And there are some millennials who’ve made it happen relatively seamlessly. Take Toronto-based public relations executive Alexa M., 30, who was able to find her dream home. She recently purchased a one-bedroom-plus-den condo in the city using a real estate representative she trusted—the same woman who helped her find her rental condo. “She even helped me keep tabs on the market and buildings I was interested in for the two years that I was renting,” she says.
Here’s how to go from long-time renter to first-time homeowner.
Step 1: Save those pennies
Saving for a down payment is the first step, and there are several ways to do it (without shaming your beloved avo toast!). First, talk to your bank about setting up a high-interest savings account or Tax-Free Savings Account (TFSA) with automatic deposits every paycheque—even a small amount adds up. If you come into an inheritance, your bank can help you navigate investments to grow that windfall. And, if available, there’s parental or partner help: While one third of adults aged 18–34 own a home, two thirds of them had financial help from their family. In Toronto, 47% of adults aged 20–34 live with at least one parent, another huge money-saver.
Step 2: Determine a mortgage plan
The next step is figuring out what exactly are you saving for, and how much you need to save. While the minimum down payment required in Canada on a property under $500,000 is 5%, those buyers are required to pay a mortgage insurance fee to the Canadian Housing and Mortgage Corporation (CHMC), since the down payment is less than 20 per cent of the purchase price. All buyers must also take a mortgage “stress test,” where the bank determines your financial stability against the Bank of Canada’s five-year interest rate forecast, to be sure you can still afford payments if rates suddenly skyrocket. Twenty percent down means no CHMC fees, but keep in mind that there are more costs beyond the down payment. Be prepared to have an additional $10,000–$15,000 on hand for lawyer fees, a mortgage broker, moving costs and more.
Step 3: Start looking
Once you’re financially prepared, the thrill of the house hunt begins—and that means it’s time to find a real estate representative to guide you through the process. They’ll seek out properties in your budget that fit your wish list, help you discover new neighbourhoods, explain the paperwork and real estate jargon and, eventually, put in the offer on the property of your dreams.

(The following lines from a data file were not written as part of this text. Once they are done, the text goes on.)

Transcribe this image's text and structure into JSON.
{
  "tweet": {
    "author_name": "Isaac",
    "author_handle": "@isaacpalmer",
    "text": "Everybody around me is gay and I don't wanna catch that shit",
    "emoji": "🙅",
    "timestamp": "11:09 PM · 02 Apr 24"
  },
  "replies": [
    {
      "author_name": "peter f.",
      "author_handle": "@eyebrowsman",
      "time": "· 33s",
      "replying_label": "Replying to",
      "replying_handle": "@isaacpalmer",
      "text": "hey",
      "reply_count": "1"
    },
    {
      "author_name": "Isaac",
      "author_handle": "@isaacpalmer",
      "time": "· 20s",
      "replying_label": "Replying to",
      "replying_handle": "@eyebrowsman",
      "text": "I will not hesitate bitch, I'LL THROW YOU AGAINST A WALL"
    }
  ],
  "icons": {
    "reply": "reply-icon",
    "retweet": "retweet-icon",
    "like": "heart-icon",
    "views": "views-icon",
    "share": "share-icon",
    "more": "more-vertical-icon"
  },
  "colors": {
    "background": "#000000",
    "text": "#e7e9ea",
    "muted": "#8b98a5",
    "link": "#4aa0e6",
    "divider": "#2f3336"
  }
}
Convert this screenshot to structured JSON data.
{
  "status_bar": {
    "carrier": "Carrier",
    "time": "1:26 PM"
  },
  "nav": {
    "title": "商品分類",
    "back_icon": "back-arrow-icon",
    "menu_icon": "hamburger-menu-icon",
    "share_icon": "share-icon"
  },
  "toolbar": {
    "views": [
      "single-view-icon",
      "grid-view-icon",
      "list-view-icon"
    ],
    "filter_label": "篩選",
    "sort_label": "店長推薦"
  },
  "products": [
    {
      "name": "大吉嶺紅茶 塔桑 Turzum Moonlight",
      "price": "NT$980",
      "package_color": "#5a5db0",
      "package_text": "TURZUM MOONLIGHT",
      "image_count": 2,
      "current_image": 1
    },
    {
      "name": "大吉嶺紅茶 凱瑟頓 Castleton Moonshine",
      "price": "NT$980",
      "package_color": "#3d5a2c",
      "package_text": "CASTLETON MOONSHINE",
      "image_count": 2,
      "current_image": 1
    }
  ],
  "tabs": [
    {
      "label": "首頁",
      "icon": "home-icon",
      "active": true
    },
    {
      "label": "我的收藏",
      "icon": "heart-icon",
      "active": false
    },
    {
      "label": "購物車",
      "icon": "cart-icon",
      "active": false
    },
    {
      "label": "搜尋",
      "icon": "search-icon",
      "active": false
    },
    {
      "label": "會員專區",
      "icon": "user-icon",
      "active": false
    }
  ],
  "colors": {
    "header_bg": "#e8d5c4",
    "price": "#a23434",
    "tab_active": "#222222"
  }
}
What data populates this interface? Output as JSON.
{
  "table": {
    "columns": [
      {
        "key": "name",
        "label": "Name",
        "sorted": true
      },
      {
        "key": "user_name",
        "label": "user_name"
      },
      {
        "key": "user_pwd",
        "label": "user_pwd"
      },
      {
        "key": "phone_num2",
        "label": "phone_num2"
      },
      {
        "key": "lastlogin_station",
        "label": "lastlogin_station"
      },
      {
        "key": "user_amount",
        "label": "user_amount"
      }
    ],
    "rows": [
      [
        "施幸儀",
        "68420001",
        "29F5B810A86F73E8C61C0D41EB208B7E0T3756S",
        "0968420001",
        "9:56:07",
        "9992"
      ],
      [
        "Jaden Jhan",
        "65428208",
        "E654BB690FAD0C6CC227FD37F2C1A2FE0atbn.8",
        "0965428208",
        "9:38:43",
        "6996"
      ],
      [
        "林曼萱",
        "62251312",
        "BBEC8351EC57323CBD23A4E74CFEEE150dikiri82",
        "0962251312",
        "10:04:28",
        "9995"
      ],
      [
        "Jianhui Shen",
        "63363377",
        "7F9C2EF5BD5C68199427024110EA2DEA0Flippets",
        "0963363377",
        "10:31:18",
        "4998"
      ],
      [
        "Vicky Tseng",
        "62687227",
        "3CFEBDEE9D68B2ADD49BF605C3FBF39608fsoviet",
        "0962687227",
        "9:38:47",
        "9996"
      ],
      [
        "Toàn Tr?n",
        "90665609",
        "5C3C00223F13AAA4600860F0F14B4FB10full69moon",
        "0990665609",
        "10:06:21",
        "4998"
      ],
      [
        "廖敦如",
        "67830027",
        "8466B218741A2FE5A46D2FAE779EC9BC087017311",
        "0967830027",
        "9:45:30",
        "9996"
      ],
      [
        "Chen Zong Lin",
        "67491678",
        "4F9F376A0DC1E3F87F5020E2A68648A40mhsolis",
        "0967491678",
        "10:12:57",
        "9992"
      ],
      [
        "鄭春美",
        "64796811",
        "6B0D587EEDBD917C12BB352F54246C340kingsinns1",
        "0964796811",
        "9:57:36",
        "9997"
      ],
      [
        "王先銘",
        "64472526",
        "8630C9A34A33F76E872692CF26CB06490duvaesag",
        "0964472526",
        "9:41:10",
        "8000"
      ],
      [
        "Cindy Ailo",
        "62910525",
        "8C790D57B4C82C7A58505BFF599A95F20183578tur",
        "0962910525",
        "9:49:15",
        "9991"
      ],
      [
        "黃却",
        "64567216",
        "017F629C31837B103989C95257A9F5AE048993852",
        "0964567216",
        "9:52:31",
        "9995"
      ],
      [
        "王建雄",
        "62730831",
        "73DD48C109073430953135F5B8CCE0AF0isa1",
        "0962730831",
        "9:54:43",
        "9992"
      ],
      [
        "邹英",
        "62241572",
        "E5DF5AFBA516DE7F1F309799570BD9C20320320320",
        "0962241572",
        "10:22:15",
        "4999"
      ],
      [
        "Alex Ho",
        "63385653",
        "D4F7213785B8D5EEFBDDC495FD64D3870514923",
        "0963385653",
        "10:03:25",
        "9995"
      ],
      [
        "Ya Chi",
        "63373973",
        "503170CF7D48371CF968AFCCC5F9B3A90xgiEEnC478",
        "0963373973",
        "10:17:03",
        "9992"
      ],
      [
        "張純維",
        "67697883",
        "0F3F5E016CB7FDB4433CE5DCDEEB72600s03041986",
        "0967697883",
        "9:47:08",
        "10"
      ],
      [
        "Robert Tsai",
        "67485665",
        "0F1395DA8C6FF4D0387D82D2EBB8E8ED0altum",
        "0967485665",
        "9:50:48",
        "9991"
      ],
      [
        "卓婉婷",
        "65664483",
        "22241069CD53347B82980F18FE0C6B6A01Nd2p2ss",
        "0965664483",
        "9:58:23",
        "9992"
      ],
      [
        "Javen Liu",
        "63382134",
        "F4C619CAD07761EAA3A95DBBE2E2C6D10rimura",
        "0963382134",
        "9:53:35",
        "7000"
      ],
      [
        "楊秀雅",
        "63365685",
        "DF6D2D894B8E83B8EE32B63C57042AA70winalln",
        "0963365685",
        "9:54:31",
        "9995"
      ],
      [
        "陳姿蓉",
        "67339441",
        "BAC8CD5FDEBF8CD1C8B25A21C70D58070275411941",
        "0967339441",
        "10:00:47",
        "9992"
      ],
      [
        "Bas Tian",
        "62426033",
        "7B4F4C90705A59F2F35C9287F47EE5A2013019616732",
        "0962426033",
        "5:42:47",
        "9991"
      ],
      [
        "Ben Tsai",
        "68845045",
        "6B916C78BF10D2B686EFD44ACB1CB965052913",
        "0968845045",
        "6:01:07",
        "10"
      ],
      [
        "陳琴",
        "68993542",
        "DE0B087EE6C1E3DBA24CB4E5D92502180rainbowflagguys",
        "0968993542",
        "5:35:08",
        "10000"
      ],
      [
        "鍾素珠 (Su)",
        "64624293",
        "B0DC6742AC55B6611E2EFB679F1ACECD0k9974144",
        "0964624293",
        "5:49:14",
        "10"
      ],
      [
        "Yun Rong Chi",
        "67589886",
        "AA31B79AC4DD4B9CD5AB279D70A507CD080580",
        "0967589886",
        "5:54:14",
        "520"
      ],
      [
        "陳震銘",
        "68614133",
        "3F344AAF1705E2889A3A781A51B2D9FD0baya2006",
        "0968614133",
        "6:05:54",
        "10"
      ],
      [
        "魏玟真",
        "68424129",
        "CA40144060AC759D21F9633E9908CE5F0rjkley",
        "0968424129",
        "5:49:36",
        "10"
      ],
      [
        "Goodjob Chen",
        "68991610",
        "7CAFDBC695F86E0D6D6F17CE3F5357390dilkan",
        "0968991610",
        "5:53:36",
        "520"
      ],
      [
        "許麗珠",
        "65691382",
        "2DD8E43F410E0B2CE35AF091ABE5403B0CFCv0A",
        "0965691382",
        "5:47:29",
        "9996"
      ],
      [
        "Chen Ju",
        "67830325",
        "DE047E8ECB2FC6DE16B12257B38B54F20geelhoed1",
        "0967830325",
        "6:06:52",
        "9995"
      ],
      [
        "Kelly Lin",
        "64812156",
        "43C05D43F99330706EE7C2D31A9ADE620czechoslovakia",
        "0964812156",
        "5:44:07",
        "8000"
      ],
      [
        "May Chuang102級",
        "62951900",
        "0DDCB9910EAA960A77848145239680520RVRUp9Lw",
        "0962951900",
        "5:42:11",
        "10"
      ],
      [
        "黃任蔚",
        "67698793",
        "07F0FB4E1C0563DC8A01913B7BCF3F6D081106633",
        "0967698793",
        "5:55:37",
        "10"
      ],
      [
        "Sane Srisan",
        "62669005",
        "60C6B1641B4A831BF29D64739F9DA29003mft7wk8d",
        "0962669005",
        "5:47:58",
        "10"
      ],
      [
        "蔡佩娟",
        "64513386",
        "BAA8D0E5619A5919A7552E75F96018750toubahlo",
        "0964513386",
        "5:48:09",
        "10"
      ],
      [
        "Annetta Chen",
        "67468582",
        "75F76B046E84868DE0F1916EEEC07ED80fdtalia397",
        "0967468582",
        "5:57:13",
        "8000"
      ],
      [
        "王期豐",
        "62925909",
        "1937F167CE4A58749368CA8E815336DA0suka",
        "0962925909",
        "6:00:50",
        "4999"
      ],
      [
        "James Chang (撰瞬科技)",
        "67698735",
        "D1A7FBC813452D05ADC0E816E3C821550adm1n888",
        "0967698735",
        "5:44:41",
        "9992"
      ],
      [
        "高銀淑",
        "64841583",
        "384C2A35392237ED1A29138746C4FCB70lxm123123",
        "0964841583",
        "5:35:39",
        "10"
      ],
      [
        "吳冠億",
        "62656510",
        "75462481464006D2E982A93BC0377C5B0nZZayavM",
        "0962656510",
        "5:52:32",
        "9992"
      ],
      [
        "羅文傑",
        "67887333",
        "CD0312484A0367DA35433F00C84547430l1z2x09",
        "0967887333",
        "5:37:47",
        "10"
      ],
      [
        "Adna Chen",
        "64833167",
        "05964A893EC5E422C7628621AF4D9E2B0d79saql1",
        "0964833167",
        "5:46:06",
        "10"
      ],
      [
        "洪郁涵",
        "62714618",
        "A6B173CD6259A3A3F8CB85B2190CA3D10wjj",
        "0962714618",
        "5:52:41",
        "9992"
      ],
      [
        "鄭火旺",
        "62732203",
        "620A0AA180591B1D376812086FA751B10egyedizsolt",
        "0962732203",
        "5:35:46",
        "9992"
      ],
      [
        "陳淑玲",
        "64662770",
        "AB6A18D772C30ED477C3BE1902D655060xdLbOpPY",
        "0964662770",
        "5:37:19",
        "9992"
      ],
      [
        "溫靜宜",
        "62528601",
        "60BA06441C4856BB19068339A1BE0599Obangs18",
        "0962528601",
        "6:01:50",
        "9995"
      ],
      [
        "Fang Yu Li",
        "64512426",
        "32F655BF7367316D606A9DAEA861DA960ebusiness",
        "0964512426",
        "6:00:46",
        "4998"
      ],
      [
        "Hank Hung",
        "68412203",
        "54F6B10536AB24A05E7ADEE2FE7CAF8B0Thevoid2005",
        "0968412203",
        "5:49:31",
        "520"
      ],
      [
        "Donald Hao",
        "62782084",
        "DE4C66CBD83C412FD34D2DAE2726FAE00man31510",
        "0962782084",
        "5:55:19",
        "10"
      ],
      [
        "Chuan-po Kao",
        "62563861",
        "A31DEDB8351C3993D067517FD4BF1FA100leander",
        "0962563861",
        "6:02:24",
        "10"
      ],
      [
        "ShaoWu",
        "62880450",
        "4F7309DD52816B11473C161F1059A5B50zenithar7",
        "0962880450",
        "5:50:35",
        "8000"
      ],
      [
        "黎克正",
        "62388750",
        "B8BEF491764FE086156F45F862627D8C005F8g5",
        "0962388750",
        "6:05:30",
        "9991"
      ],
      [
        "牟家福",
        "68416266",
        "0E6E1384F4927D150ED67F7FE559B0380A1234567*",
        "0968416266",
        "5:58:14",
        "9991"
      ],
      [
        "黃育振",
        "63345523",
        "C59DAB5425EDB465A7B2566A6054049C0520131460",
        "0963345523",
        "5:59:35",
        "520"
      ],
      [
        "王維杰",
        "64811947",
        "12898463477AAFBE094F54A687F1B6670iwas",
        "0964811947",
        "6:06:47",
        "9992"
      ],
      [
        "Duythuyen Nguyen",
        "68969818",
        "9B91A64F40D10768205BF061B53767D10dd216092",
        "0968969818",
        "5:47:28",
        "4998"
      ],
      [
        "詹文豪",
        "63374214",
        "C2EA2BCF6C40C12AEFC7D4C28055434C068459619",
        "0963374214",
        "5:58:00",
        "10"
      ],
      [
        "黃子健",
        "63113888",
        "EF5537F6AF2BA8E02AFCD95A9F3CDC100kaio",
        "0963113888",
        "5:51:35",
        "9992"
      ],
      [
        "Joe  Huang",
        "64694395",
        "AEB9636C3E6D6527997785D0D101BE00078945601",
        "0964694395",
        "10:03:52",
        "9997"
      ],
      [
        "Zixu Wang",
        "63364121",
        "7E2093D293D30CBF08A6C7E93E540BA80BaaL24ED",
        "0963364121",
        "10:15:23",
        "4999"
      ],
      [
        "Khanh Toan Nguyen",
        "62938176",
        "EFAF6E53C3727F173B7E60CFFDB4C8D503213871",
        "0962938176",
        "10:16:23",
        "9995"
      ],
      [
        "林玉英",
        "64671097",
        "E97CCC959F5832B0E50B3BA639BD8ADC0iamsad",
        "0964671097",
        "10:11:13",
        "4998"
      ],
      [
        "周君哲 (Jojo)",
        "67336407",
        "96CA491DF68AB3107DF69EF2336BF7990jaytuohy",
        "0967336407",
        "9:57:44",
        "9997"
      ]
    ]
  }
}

If you don’t have a trusted real estate representative in your contact list, don’t fret! The Real Estate Council of Ontario (RECO) exists to provide first-time buyers with tools and information to aid your search. Every real estate representative, broker and brokerage must be registered with RECO, which upholds the rules and code of ethics they must follow. Asking friends and family for a recommendation is a great place to start, but once you have some names, it’s important to still do your research and shop around.
Step 4: Be patient
The real estate market fluctuates from city to city; how long it will take to find a home, put in an offer and have it accepted depends on supply, demand and timing. “I was very, very lucky,” says Alexa, “I only saw one other property, and then this unit came up in a building that I’d been monitoring with my real estate representative’s help for quite a while. They hadn’t had a listing in a while, so we jumped on it! It was perfect because it checked all the boxes in terms of location and size, and is also one of the few buildings in [Toronto] with low condo fees, which was huge for me.”
Buying a home is a complicated process and there’s plenty of lingo, people and paperwork to understand, such as closing costs, mortgage brokers and the aforementioned CHMC. Your real estate representative is there to explain everything—but buyers aren’t without responsibilities. The onus is on you to make sure you understand every step and signature. If you do run into issues with a real estate representative, know your rights.
And once you’ve navigated all that, it’s finally time to pop some bubbly and enjoy that home sweet home. “It still hasn’t completely sunk in that I’m a home owner since I rented for so long,” says Alexa. “But there’s something so lovely about knowing I have control of my space and what I do with it. It already feels more like me than any other place I’ve lived in.”